- Engage with Your Reviewers
Drive consumer traffic by responding to online reviews. By responding to online reviews, you’re enhancing the brand perception and encouraging loyalty. This helps to attract new consumers, which means more dollars to put towards recruiting talent and paying for increased wages and better job benefits.
- Invest in Your Staff
Promote the fact that restaurants are a launch pad for career advancement. Working at a restaurant can give people experience in sales, customer service, training and operations. Promoting these benefits could attract potential employees and make them want to work at your restaurant to kickstart their career in a variety of fields.
- Take Your Time
What you put in is what you get out. If you don’t put in time with your employees, then you won’t benefit from their full potential. Set up regular check-ins on an individual level with your staff so you can understand their abilities and desires in the industry.
Read our Workforce 101 for new restaurant businesses and get ahead of the competition before you open your doors.

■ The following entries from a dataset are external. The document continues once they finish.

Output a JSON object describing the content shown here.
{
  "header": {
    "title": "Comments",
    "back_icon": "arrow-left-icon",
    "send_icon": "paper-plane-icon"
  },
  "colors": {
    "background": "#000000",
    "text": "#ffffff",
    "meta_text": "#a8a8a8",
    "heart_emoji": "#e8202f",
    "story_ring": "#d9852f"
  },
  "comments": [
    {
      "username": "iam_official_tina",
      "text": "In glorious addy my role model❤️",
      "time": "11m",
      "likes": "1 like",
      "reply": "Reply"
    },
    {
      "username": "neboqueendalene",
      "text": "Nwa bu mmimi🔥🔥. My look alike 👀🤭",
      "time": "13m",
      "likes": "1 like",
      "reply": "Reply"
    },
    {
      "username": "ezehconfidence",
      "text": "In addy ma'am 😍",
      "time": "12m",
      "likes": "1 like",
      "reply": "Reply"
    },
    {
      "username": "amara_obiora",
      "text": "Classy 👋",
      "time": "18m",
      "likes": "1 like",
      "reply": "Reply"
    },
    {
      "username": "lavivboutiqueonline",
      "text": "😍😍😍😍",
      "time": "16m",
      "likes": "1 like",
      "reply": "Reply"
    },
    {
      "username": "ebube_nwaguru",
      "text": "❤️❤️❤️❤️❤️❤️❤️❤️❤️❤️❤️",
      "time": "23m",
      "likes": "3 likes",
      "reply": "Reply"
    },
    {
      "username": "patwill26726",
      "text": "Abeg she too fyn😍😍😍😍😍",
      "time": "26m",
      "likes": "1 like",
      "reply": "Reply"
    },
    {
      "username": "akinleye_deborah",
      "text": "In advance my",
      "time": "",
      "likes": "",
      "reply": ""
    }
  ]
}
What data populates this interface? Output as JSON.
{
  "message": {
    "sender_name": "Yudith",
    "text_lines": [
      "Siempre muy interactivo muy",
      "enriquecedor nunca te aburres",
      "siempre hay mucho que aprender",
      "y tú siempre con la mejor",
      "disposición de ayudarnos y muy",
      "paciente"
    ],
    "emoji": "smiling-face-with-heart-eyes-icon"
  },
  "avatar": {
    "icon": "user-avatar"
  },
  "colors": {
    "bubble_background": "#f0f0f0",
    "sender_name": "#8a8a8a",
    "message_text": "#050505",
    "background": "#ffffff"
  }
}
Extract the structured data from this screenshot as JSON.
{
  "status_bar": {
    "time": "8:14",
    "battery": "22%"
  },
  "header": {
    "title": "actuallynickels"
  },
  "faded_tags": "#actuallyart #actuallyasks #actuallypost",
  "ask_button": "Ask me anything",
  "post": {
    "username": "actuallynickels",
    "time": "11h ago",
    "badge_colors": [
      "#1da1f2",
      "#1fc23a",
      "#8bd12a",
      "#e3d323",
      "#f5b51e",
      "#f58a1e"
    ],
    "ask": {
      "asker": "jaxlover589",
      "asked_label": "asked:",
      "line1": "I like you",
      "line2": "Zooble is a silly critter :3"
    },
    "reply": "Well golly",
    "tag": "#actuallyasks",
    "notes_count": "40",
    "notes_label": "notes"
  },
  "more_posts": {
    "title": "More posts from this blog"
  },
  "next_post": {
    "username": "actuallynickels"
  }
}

If restaurant staffing in San Diego is giving you a headache, our HR experts will help you fine-tune your processes, stay legally compliant, and grow your business with the best team possible. Don’t hesitate to contact us about our services today.